Recycling Plastics Isn't Working

I was making my monthly trip to our town’s dump...er…Solid Waste Center, dropping off some recyclables and trash. The recyclables are the usual – paper, cardboard, aluminum cans, glass bottles, and plastic. It was as I was offloading the huge container of plastics that I remembered reading a post about recycling, specifically about recycling plastic, and how it isn’t really worth it. Surprisingly, the article was on the NPR website (dated two years ago). It was the last thing I expected – an article telling everyone that plastic recycling isn’t worth it - from a heavily left-leaning media organization. As they stated, recycling plastic is practically impossible and the problem is getting worse.
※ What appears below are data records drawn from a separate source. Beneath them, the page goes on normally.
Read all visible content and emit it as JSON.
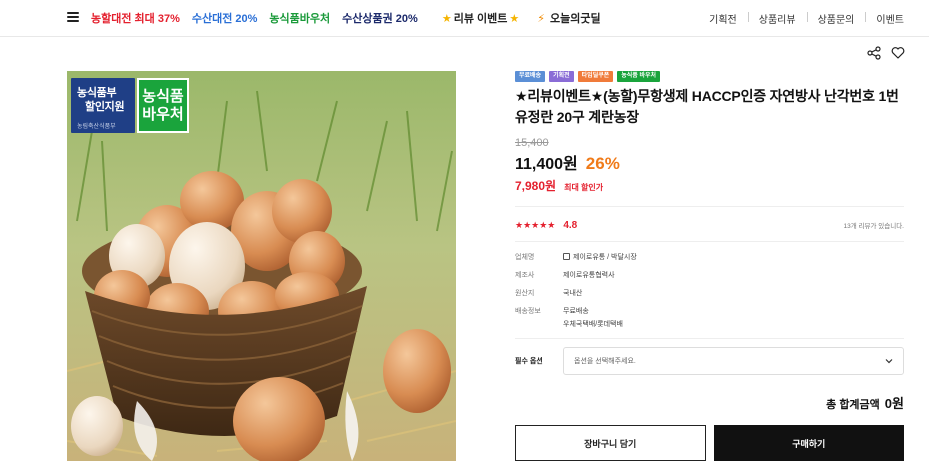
{
  "topnav": {
    "promos": [
      {
        "label": "농할대전 최대 37%",
        "color": "#e4202e"
      },
      {
        "label": "수산대전 20%",
        "color": "#2a6fd6"
      },
      {
        "label": "농식품바우처",
        "color": "#1a9a3a"
      },
      {
        "label": "수산상품권 20%",
        "color": "#1c2a6b"
      }
    ],
    "review_event": "리뷰 이벤트",
    "today_deal": "오늘의굿딜",
    "right_links": [
      "기획전",
      "상품리뷰",
      "상품문의",
      "이벤트"
    ]
  },
  "image": {
    "badge_line1": "농식품부",
    "badge_line2": "할인지원",
    "badge_line3": "농림축산식품부",
    "voucher_line1": "농식품",
    "voucher_line2": "바우처"
  },
  "product": {
    "tags": [
      "무료배송",
      "기획전",
      "타임딜쿠폰",
      "농식품 바우처"
    ],
    "title": "★리뷰이벤트★(농할)무항생제 HACCP인증 자연방사 난각번호 1번 유정란 20구 계란농장",
    "original_price": "15,400",
    "price": "11,400원",
    "discount": "26%",
    "max_discount_price": "7,980원",
    "max_discount_label": "최대 할인가",
    "rating": "4.8",
    "review_count": "13개 리뷰가 있습니다.",
    "meta": {
      "seller_label": "업체명",
      "seller_value": "제이로유통 / 박달시장",
      "maker_label": "제조사",
      "maker_value": "제이로유통협력사",
      "origin_label": "원산지",
      "origin_value": "국내산",
      "shipping_label": "배송정보",
      "shipping_value1": "무료배송",
      "shipping_value2": "우체국택배/롯데택배"
    },
    "option_label": "필수 옵션",
    "option_placeholder": "옵션을 선택해주세요.",
    "total_label": "총 합계금액",
    "total_value": "0원",
    "cart_button": "장바구니 담기",
    "buy_button": "구매하기"
  },
  "colors": {
    "accent_red": "#e4202e",
    "discount_orange": "#f07b1a",
    "button_dark": "#111111"
  }
}
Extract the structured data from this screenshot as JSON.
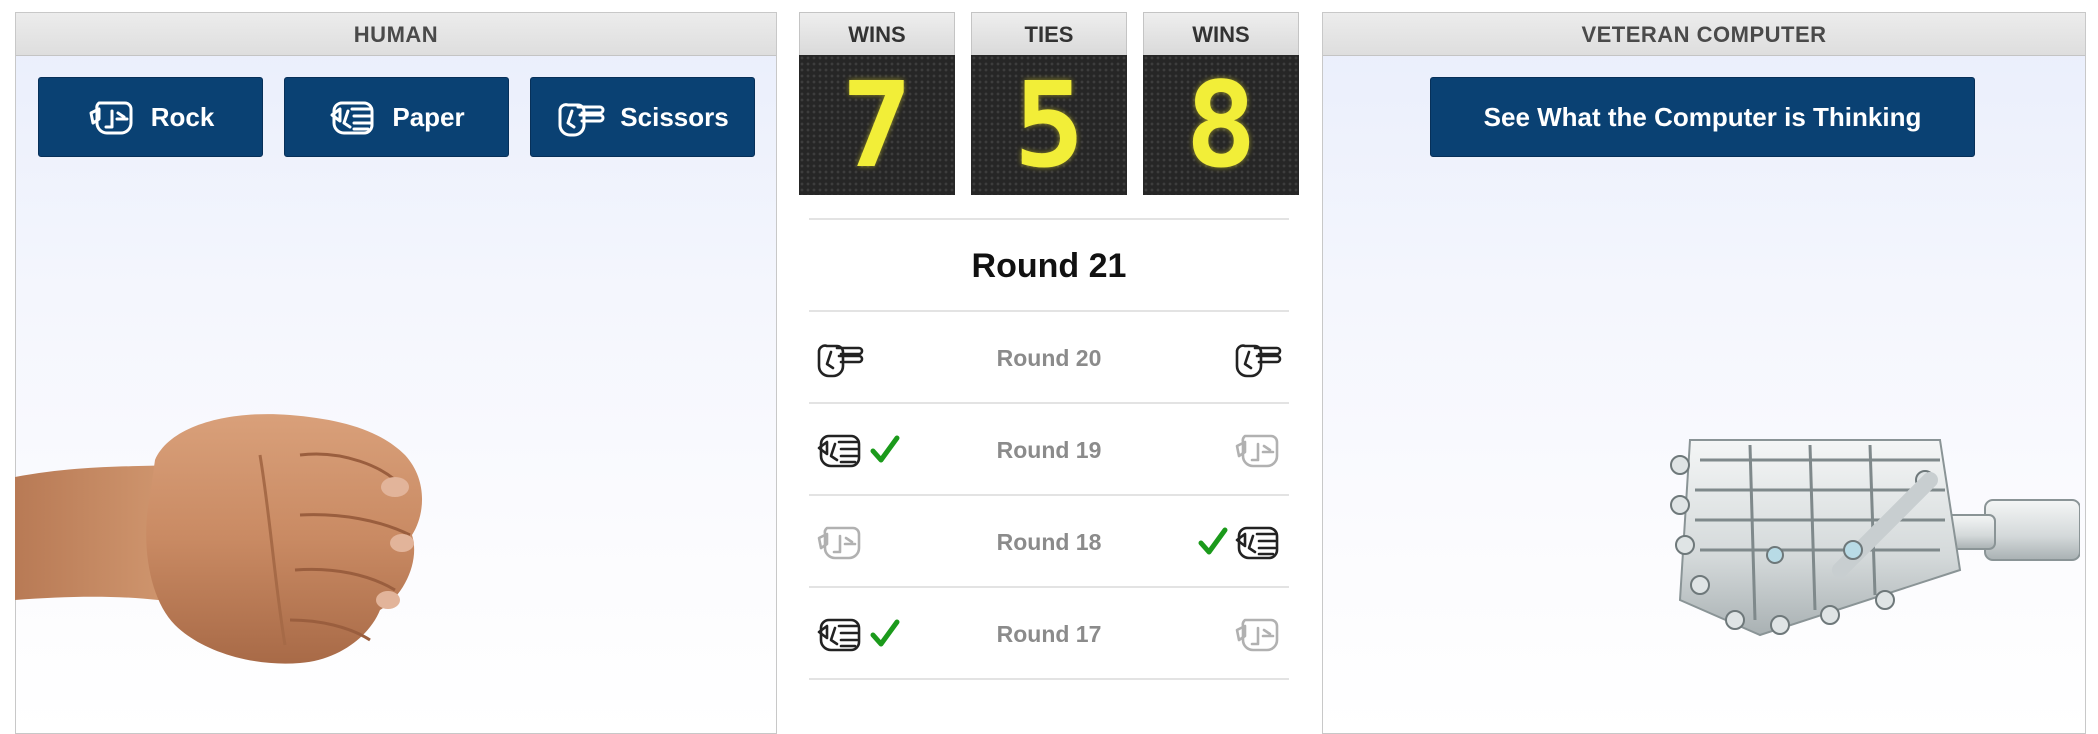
{
  "human_panel": {
    "title": "HUMAN",
    "buttons": [
      {
        "label": "Rock",
        "icon": "rock-hand-icon"
      },
      {
        "label": "Paper",
        "icon": "paper-hand-icon"
      },
      {
        "label": "Scissors",
        "icon": "scissors-hand-icon"
      }
    ]
  },
  "computer_panel": {
    "title": "VETERAN COMPUTER",
    "think_button": "See What the Computer is Thinking"
  },
  "scoreboard": {
    "human_wins_label": "WINS",
    "human_wins": "7",
    "ties_label": "TIES",
    "ties": "5",
    "computer_wins_label": "WINS",
    "computer_wins": "8",
    "digit_color": "#f2ee38"
  },
  "current_round": "Round 21",
  "history": [
    {
      "label": "Round 20",
      "human": "scissors",
      "computer": "scissors",
      "winner": "tie"
    },
    {
      "label": "Round 19",
      "human": "paper",
      "computer": "rock",
      "winner": "human"
    },
    {
      "label": "Round 18",
      "human": "rock",
      "computer": "paper",
      "winner": "computer"
    },
    {
      "label": "Round 17",
      "human": "paper",
      "computer": "rock",
      "winner": "human"
    }
  ],
  "colors": {
    "button": "#0a4173",
    "check": "#1b9a1b",
    "history_text": "#8b8b8b"
  }
}
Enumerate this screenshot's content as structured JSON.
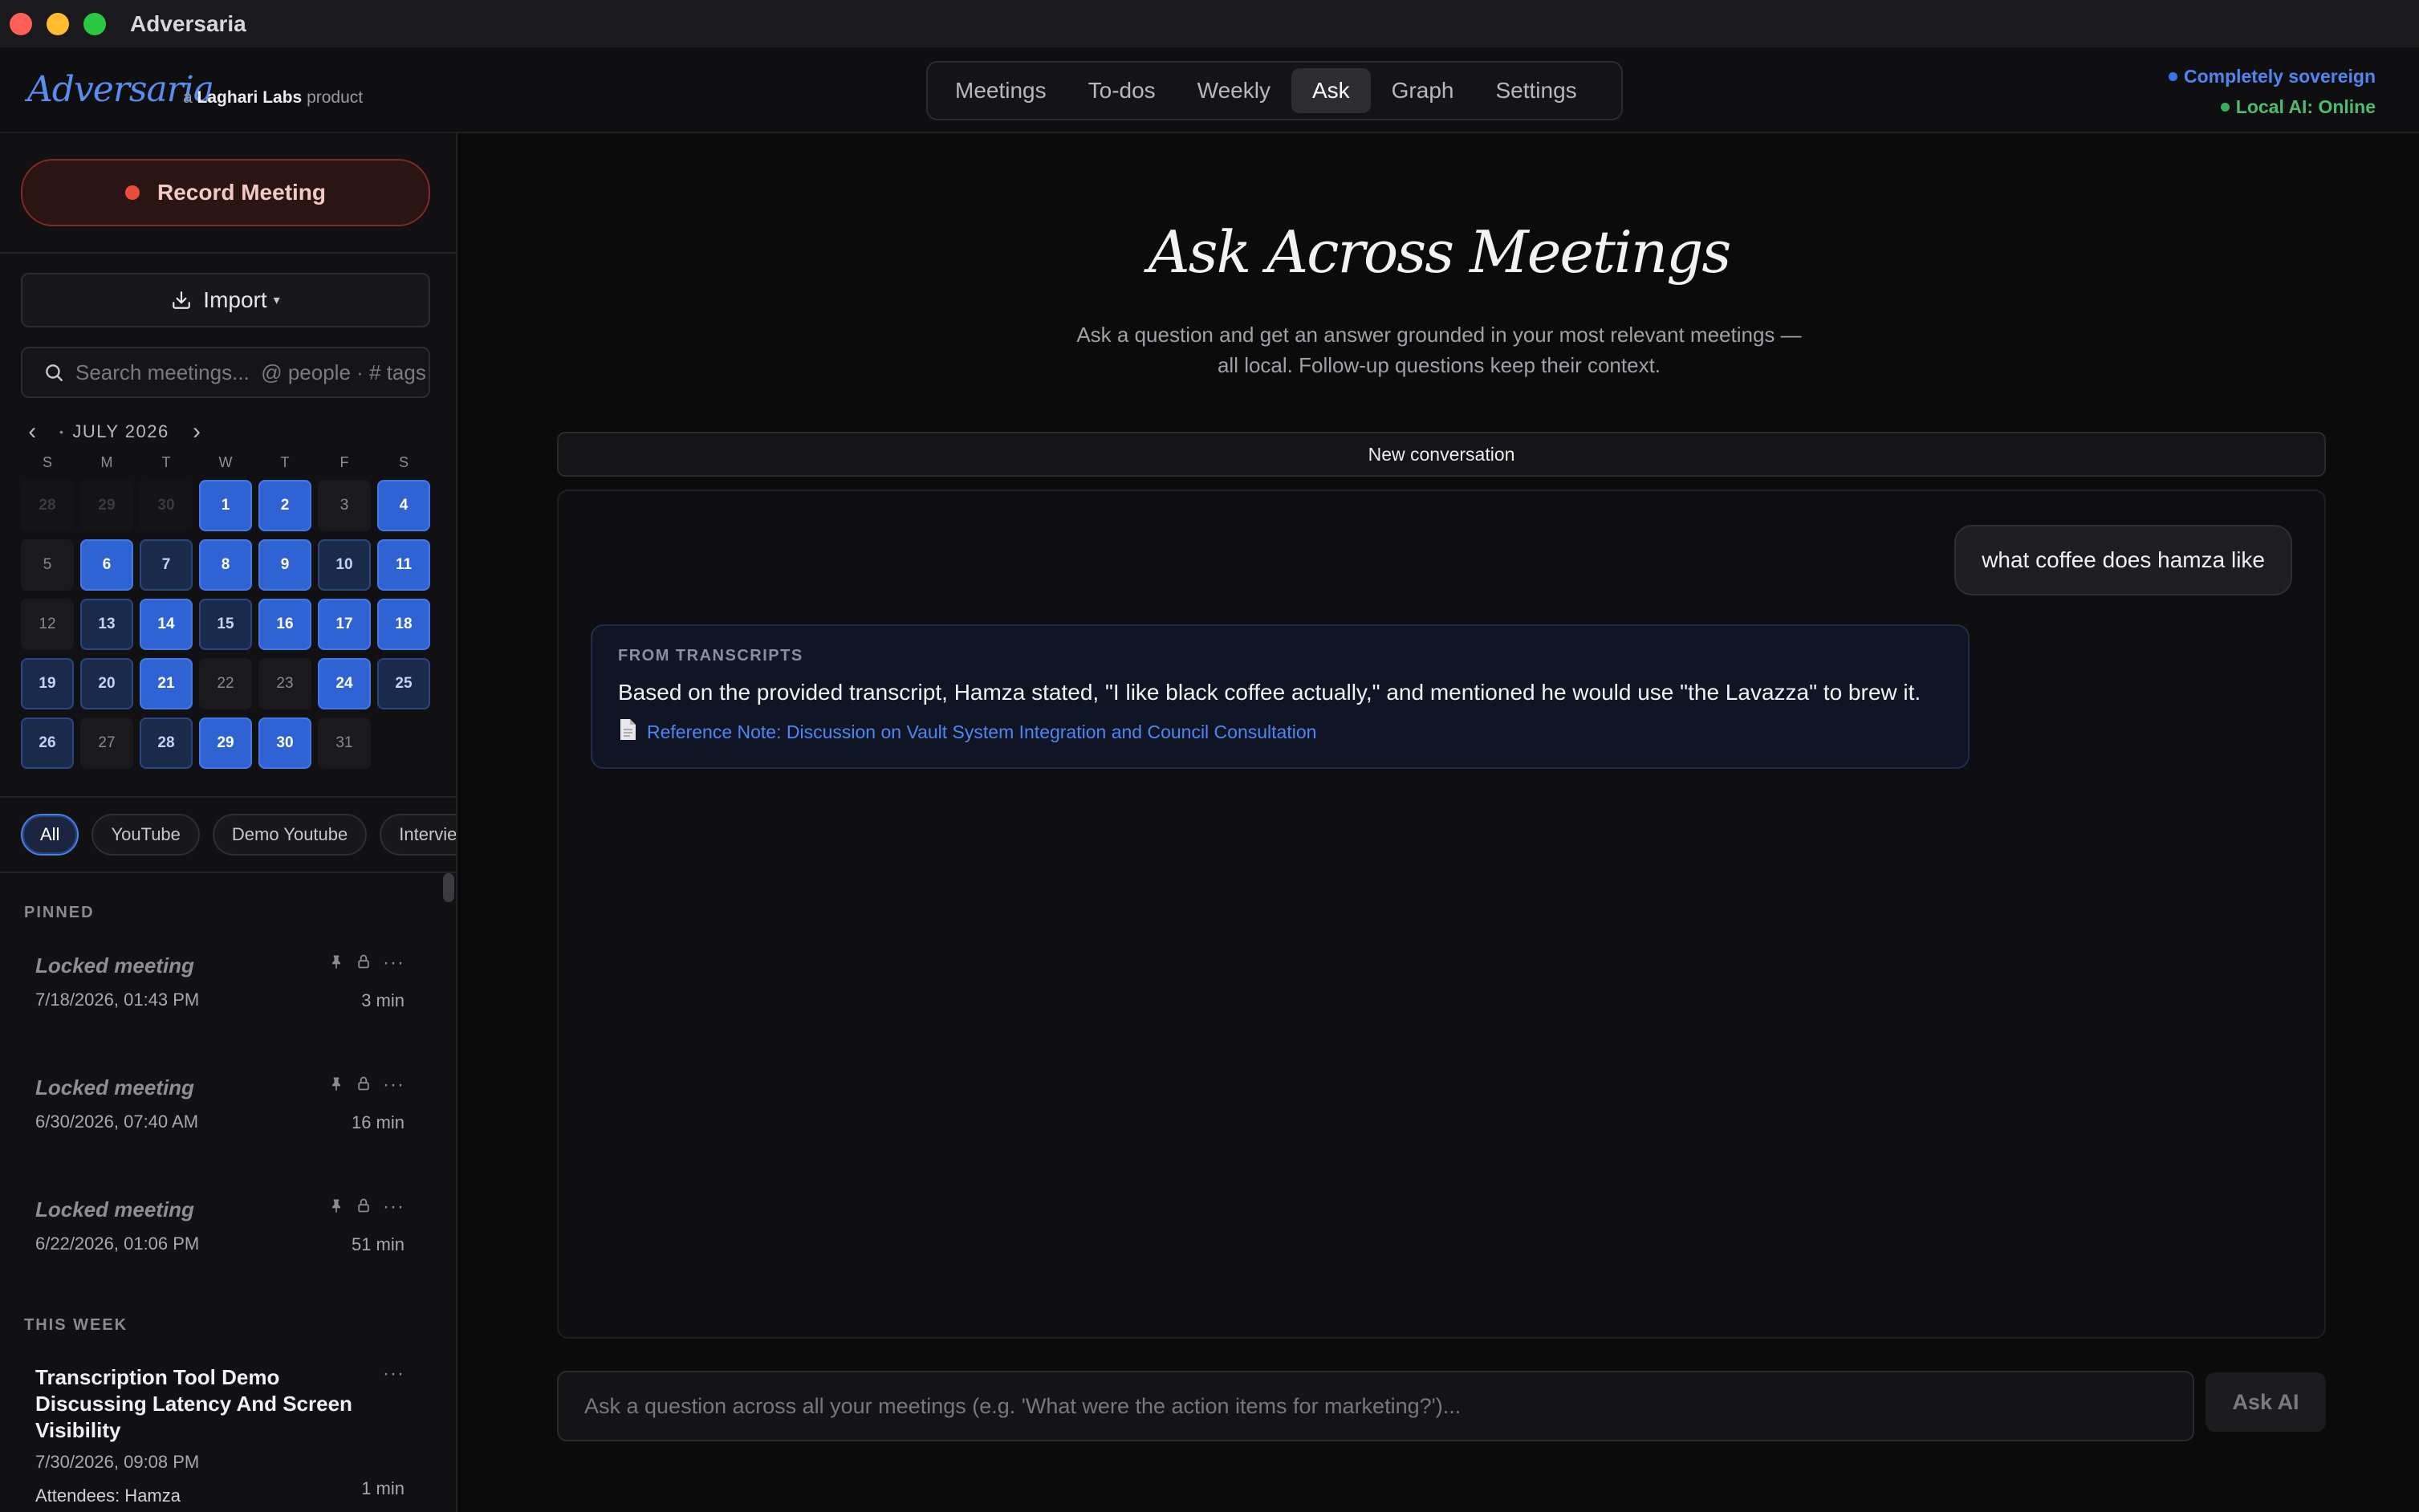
{
  "window": {
    "title": "Adversaria"
  },
  "header": {
    "brand": "Adversaria",
    "brand_prefix": "a",
    "brand_company": "Laghari Labs",
    "brand_suffix": "product",
    "tabs": [
      {
        "label": "Meetings",
        "active": false
      },
      {
        "label": "To-dos",
        "active": false
      },
      {
        "label": "Weekly",
        "active": false
      },
      {
        "label": "Ask",
        "active": true
      },
      {
        "label": "Graph",
        "active": false
      },
      {
        "label": "Settings",
        "active": false
      }
    ],
    "status": [
      {
        "label": "Completely sovereign",
        "color": "#3a74ea"
      },
      {
        "label": "Local AI: Online",
        "color": "#3aae5c"
      }
    ]
  },
  "sidebar": {
    "record_label": "Record Meeting",
    "import_label": "Import",
    "search_placeholder": "Search meetings...  @ people · # tags",
    "calendar": {
      "month_label": "JULY 2026",
      "prev_icon": "chevron-left",
      "next_icon": "chevron-right",
      "weekdays": [
        "S",
        "M",
        "T",
        "W",
        "T",
        "F",
        "S"
      ],
      "weeks": [
        [
          {
            "d": "28",
            "s": "out"
          },
          {
            "d": "29",
            "s": "out"
          },
          {
            "d": "30",
            "s": "out"
          },
          {
            "d": "1",
            "s": "hi"
          },
          {
            "d": "2",
            "s": "hi"
          },
          {
            "d": "3",
            "s": "none"
          },
          {
            "d": "4",
            "s": "hi"
          }
        ],
        [
          {
            "d": "5",
            "s": "none"
          },
          {
            "d": "6",
            "s": "hi"
          },
          {
            "d": "7",
            "s": "dim"
          },
          {
            "d": "8",
            "s": "hi"
          },
          {
            "d": "9",
            "s": "hi"
          },
          {
            "d": "10",
            "s": "dim"
          },
          {
            "d": "11",
            "s": "hi"
          }
        ],
        [
          {
            "d": "12",
            "s": "none"
          },
          {
            "d": "13",
            "s": "dim"
          },
          {
            "d": "14",
            "s": "hi"
          },
          {
            "d": "15",
            "s": "dim"
          },
          {
            "d": "16",
            "s": "hi"
          },
          {
            "d": "17",
            "s": "hi"
          },
          {
            "d": "18",
            "s": "hi"
          }
        ],
        [
          {
            "d": "19",
            "s": "dim"
          },
          {
            "d": "20",
            "s": "dim"
          },
          {
            "d": "21",
            "s": "hi"
          },
          {
            "d": "22",
            "s": "none"
          },
          {
            "d": "23",
            "s": "none"
          },
          {
            "d": "24",
            "s": "hi"
          },
          {
            "d": "25",
            "s": "dim"
          }
        ],
        [
          {
            "d": "26",
            "s": "dim"
          },
          {
            "d": "27",
            "s": "none"
          },
          {
            "d": "28",
            "s": "dim"
          },
          {
            "d": "29",
            "s": "hi"
          },
          {
            "d": "30",
            "s": "hi"
          },
          {
            "d": "31",
            "s": "none"
          }
        ]
      ]
    },
    "filters": [
      "All",
      "YouTube",
      "Demo Youtube",
      "Interviews"
    ],
    "active_filter": "All",
    "pinned_label": "PINNED",
    "pinned": [
      {
        "title": "Locked meeting",
        "date": "7/18/2026, 01:43 PM",
        "duration": "3 min"
      },
      {
        "title": "Locked meeting",
        "date": "6/30/2026, 07:40 AM",
        "duration": "16 min"
      },
      {
        "title": "Locked meeting",
        "date": "6/22/2026, 01:06 PM",
        "duration": "51 min"
      }
    ],
    "this_week_label": "THIS WEEK",
    "this_week": [
      {
        "title": "Transcription Tool Demo Discussing Latency And Screen Visibility",
        "date": "7/30/2026, 09:08 PM",
        "duration": "1 min",
        "attendees": "Attendees: Hamza"
      }
    ]
  },
  "main": {
    "title": "Ask Across Meetings",
    "subtitle_line1": "Ask a question and get an answer grounded in your most relevant meetings —",
    "subtitle_line2": "all local. Follow-up questions keep their context.",
    "new_conversation_label": "New conversation",
    "user_message": "what coffee does hamza like",
    "answer": {
      "source_label": "FROM TRANSCRIPTS",
      "text": "Based on the provided transcript, Hamza stated, \"I like black coffee actually,\" and mentioned he would use \"the Lavazza\" to brew it.",
      "reference": "Reference Note: Discussion on Vault System Integration and Council Consultation"
    },
    "input_placeholder": "Ask a question across all your meetings (e.g. 'What were the action items for marketing?')...",
    "ask_button": "Ask AI"
  }
}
The vast majority of plastic that people use, and in many cases put into blue recycling bins, is headed to landfills, or worse, according to a report from Greenpeace on the state of plastic recycling in the U.S.

The report cites separate data published...May [2022] which revealed that the amount of plastic actually turned into new things has fallen to new lows of around 5%. That number is expected to drop further as more plastic is produced.


Waste management experts say the problem with plastic is that it is expensive to collect and sort. There are now thousands of different types of plastic, and none of them can be melted down together. Plastic also degrades after one or two uses. Greenpeace found the more plastic is reused the more toxic it becomes.

New plastic, on the other hand, is cheap and easy to produce. The result is that plastic trash has few markets — a reality the public has not wanted to hear.

My town limits what plastics it does take in, that being the #1, #2, #5, and #7 plastics, and on top of that they can’t take any of those plastics if they are black in color as apparently the laser scanners used to determine the plastic type doesn’t work on black/dark brown plastics. Seeing the physical amount of plastic at our recycling center is mind boggling. About the only other recyclable material I see with that kind of volume is cardboard.

There is one plastic our town takes in that has a high recycling percentage, that being #6, also known as polystyrene or Styrofoam. Our town processes it on-site, reducing it from the solid foam we know to ‘ingots’ that are as hard as rock. The processing heats up the polystyrene and removes all of the air. The ingots are stacked on pallets and picked up once there are enough for a full truckload. Our town actually makes money from this operation. Our town also takes in polystyrene from a number of other towns in the state as it is the only one recycling polystyrene. So we make money from other towns’ Styrofoam as well.

Do we make anything from the other plastics collected at our recycling center? Yes, but not a lot. At least we haven’t had to pay to have the plastic hauled away. At least not yet. But that could change.

If the percentage of plastics actually being recycled keeps shrinking, then where does all that plastic actually go? Around here it likely ends up at our local trash-to-energy incinerator, burned to generate electricity.

What percentage of the #1, #2, #5, and #7 plastics our town collects are actually recycled? At the moment I have no idea. I have a feeling the answer to that will not be easy to determine, but if it is anything like that mentioned in the NPR piece then it’s less than 10%. The rest is incinerated to make electricity. That also means it is more expensive for that plastic to be collected rather than to be put into the regular trash and then burned like the rest of our trash in the trash-to-energy plant.

What about the rest of the recyclables like paper, cardboard, aluminum cans, and glass? Our town does pretty well with those materials, with one of them, glass, being recycled locally. This came about because the last glass recycling facility in the Northeast closed its doors years ago and glass became nothing more than trash. However, our town still collects it and crushes/grinds it to create gravel-like pieces of glass to be used as fill and aggregate for construction and road maintenance, saving the town a lot of money in gravel costs.

It is well past time for all of us to take another look at our preconceptions about recycling, and specifically plastic, to determine if it is worth the time, effort, or money to recycle plastic. If the numbers in the NPR piece are correct then it is a money losing proposition and does not help the environment as has been claimed. It might be time to admit recycling plastics doesn’t work and stop wasting time and money pretending that it does.